## Problem statement
Which of the lines below holds the string "Accountholder"? Copy every line that does.

## Excerpts from an interface dataset
===============

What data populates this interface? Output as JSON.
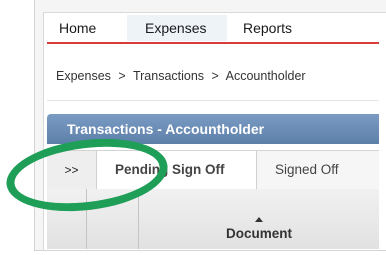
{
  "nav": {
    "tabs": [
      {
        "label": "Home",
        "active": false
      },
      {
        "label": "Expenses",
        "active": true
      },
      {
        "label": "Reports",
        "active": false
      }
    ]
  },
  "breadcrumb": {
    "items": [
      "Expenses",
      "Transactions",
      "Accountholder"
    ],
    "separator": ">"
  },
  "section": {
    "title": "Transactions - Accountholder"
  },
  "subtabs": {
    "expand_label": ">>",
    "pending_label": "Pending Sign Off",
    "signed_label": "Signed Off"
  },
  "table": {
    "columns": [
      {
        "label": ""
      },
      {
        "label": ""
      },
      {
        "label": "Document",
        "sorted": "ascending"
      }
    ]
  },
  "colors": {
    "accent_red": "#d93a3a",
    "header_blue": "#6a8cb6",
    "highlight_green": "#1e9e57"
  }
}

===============

## Solution to this problem
      "Accountholder"
    "title": "Transactions - Accountholder"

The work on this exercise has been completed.